EXERCISE DIRECTIONS: Whatever lines the data contains, output all of them unchanged.

(Saved data entries)
____________________

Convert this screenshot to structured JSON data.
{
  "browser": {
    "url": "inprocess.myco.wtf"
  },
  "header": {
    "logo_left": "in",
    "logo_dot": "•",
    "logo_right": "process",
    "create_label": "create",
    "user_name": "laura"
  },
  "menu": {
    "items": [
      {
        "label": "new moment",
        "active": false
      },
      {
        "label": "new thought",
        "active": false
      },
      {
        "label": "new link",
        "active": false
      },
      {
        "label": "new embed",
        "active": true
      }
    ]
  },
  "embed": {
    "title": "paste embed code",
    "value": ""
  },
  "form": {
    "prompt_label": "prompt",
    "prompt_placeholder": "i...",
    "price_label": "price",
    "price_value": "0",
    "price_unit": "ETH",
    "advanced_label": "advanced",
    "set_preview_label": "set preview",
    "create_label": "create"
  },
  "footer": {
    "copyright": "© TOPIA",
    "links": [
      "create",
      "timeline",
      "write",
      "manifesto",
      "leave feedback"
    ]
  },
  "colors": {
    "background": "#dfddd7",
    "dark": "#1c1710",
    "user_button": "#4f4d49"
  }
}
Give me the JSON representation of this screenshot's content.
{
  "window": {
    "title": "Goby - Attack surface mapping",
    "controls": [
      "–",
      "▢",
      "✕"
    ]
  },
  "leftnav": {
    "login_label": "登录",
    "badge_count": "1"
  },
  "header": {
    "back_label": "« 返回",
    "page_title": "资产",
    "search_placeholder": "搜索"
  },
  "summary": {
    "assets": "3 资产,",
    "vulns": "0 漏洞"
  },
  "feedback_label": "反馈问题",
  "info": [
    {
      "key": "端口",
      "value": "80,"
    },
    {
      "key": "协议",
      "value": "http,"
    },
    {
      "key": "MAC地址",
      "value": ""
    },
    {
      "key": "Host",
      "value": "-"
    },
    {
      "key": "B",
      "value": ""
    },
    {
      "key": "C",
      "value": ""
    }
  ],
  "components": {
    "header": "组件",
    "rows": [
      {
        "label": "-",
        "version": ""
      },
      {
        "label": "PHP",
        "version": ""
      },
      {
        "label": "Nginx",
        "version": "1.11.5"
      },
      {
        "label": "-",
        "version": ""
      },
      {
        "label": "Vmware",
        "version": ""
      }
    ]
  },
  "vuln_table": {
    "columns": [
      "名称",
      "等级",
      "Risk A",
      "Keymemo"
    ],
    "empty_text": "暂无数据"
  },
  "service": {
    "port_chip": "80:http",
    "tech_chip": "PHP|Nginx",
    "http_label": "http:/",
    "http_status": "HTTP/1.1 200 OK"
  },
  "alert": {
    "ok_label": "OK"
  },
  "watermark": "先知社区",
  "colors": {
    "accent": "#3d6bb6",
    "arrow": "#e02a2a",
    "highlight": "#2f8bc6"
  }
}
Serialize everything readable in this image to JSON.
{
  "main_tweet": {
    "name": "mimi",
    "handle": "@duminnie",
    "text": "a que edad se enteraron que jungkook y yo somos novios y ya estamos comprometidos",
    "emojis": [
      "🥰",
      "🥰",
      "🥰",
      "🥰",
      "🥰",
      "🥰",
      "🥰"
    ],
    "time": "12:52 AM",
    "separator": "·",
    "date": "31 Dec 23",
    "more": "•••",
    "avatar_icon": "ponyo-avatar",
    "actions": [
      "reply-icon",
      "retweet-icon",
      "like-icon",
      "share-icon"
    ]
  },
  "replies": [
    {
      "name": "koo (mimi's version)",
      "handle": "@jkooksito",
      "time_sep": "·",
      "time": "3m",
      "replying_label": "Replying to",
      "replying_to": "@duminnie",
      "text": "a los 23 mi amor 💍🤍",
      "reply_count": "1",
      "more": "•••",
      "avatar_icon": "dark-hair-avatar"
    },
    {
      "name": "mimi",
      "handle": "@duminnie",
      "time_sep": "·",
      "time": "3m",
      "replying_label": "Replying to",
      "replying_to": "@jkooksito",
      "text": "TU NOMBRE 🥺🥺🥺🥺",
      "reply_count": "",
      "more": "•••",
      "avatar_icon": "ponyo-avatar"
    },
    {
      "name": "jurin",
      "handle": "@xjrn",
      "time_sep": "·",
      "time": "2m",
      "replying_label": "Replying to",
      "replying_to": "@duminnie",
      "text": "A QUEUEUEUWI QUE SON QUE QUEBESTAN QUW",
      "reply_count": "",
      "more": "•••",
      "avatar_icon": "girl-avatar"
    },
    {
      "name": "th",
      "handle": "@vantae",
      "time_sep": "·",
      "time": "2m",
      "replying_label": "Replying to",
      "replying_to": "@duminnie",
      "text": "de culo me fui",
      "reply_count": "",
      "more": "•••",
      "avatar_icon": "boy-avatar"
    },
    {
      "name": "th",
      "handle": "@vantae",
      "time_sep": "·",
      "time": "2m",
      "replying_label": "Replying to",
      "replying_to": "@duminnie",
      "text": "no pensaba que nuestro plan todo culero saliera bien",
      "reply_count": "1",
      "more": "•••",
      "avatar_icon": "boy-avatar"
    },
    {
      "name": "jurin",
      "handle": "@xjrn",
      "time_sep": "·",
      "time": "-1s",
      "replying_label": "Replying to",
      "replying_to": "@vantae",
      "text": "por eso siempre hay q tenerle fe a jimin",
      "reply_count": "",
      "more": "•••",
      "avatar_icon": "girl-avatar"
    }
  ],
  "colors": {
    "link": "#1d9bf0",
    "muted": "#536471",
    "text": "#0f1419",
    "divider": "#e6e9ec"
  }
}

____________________

EXERCISE OUTPUT:
Convert this screenshot to structured JSON data.
{
  "browser": {
    "url": "inprocess.myco.wtf"
  },
  "header": {
    "logo_left": "in",
    "logo_dot": "•",
    "logo_right": "process",
    "create_label": "create",
    "user_name": "laura"
  },
  "menu": {
    "items": [
      {
        "label": "new moment",
        "active": false
      },
      {
        "label": "new thought",
        "active": false
      },
      {
        "label": "new link",
        "active": false
      },
      {
        "label": "new embed",
        "active": true
      }
    ]
  },
  "embed": {
    "title": "paste embed code",
    "value": ""
  },
  "form": {
    "prompt_label": "prompt",
    "prompt_placeholder": "i...",
    "price_label": "price",
    "price_value": "0",
    "price_unit": "ETH",
    "advanced_label": "advanced",
    "set_preview_label": "set preview",
    "create_label": "create"
  },
  "footer": {
    "copyright": "© TOPIA",
    "links": [
      "create",
      "timeline",
      "write",
      "manifesto",
      "leave feedback"
    ]
  },
  "colors": {
    "background": "#dfddd7",
    "dark": "#1c1710",
    "user_button": "#4f4d49"
  }
}
Give me the JSON representation of this screenshot's content.
{
  "window": {
    "title": "Goby - Attack surface mapping",
    "controls": [
      "–",
      "▢",
      "✕"
    ]
  },
  "leftnav": {
    "login_label": "登录",
    "badge_count": "1"
  },
  "header": {
    "back_label": "« 返回",
    "page_title": "资产",
    "search_placeholder": "搜索"
  },
  "summary": {
    "assets": "3 资产,",
    "vulns": "0 漏洞"
  },
  "feedback_label": "反馈问题",
  "info": [
    {
      "key": "端口",
      "value": "80,"
    },
    {
      "key": "协议",
      "value": "http,"
    },
    {
      "key": "MAC地址",
      "value": ""
    },
    {
      "key": "Host",
      "value": "-"
    },
    {
      "key": "B",
      "value": ""
    },
    {
      "key": "C",
      "value": ""
    }
  ],
  "components": {
    "header": "组件",
    "rows": [
      {
        "label": "-",
        "version": ""
      },
      {
        "label": "PHP",
        "version": ""
      },
      {
        "label": "Nginx",
        "version": "1.11.5"
      },
      {
        "label": "-",
        "version": ""
      },
      {
        "label": "Vmware",
        "version": ""
      }
    ]
  },
  "vuln_table": {
    "columns": [
      "名称",
      "等级",
      "Risk A",
      "Keymemo"
    ],
    "empty_text": "暂无数据"
  },
  "service": {
    "port_chip": "80:http",
    "tech_chip": "PHP|Nginx",
    "http_label": "http:/",
    "http_status": "HTTP/1.1 200 OK"
  },
  "alert": {
    "ok_label": "OK"
  },
  "watermark": "先知社区",
  "colors": {
    "accent": "#3d6bb6",
    "arrow": "#e02a2a",
    "highlight": "#2f8bc6"
  }
}
Serialize everything readable in this image to JSON.
{
  "main_tweet": {
    "name": "mimi",
    "handle": "@duminnie",
    "text": "a que edad se enteraron que jungkook y yo somos novios y ya estamos comprometidos",
    "emojis": [
      "🥰",
      "🥰",
      "🥰",
      "🥰",
      "🥰",
      "🥰",
      "🥰"
    ],
    "time": "12:52 AM",
    "separator": "·",
    "date": "31 Dec 23",
    "more": "•••",
    "avatar_icon": "ponyo-avatar",
    "actions": [
      "reply-icon",
      "retweet-icon",
      "like-icon",
      "share-icon"
    ]
  },
  "replies": [
    {
      "name": "koo (mimi's version)",
      "handle": "@jkooksito",
      "time_sep": "·",
      "time": "3m",
      "replying_label": "Replying to",
      "replying_to": "@duminnie",
      "text": "a los 23 mi amor 💍🤍",
      "reply_count": "1",
      "more": "•••",
      "avatar_icon": "dark-hair-avatar"
    },
    {
      "name": "mimi",
      "handle": "@duminnie",
      "time_sep": "·",
      "time": "3m",
      "replying_label": "Replying to",
      "replying_to": "@jkooksito",
      "text": "TU NOMBRE 🥺🥺🥺🥺",
      "reply_count": "",
      "more": "•••",
      "avatar_icon": "ponyo-avatar"
    },
    {
      "name": "jurin",
      "handle": "@xjrn",
      "time_sep": "·",
      "time": "2m",
      "replying_label": "Replying to",
      "replying_to": "@duminnie",
      "text": "A QUEUEUEUWI QUE SON QUE QUEBESTAN QUW",
      "reply_count": "",
      "more": "•••",
      "avatar_icon": "girl-avatar"
    },
    {
      "name": "th",
      "handle": "@vantae",
      "time_sep": "·",
      "time": "2m",
      "replying_label": "Replying to",
      "replying_to": "@duminnie",
      "text": "de culo me fui",
      "reply_count": "",
      "more": "•••",
      "avatar_icon": "boy-avatar"
    },
    {
      "name": "th",
      "handle": "@vantae",
      "time_sep": "·",
      "time": "2m",
      "replying_label": "Replying to",
      "replying_to": "@duminnie",
      "text": "no pensaba que nuestro plan todo culero saliera bien",
      "reply_count": "1",
      "more": "•••",
      "avatar_icon": "boy-avatar"
    },
    {
      "name": "jurin",
      "handle": "@xjrn",
      "time_sep": "·",
      "time": "-1s",
      "replying_label": "Replying to",
      "replying_to": "@vantae",
      "text": "por eso siempre hay q tenerle fe a jimin",
      "reply_count": "",
      "more": "•••",
      "avatar_icon": "girl-avatar"
    }
  ],
  "colors": {
    "link": "#1d9bf0",
    "muted": "#536471",
    "text": "#0f1419",
    "divider": "#e6e9ec"
  }
}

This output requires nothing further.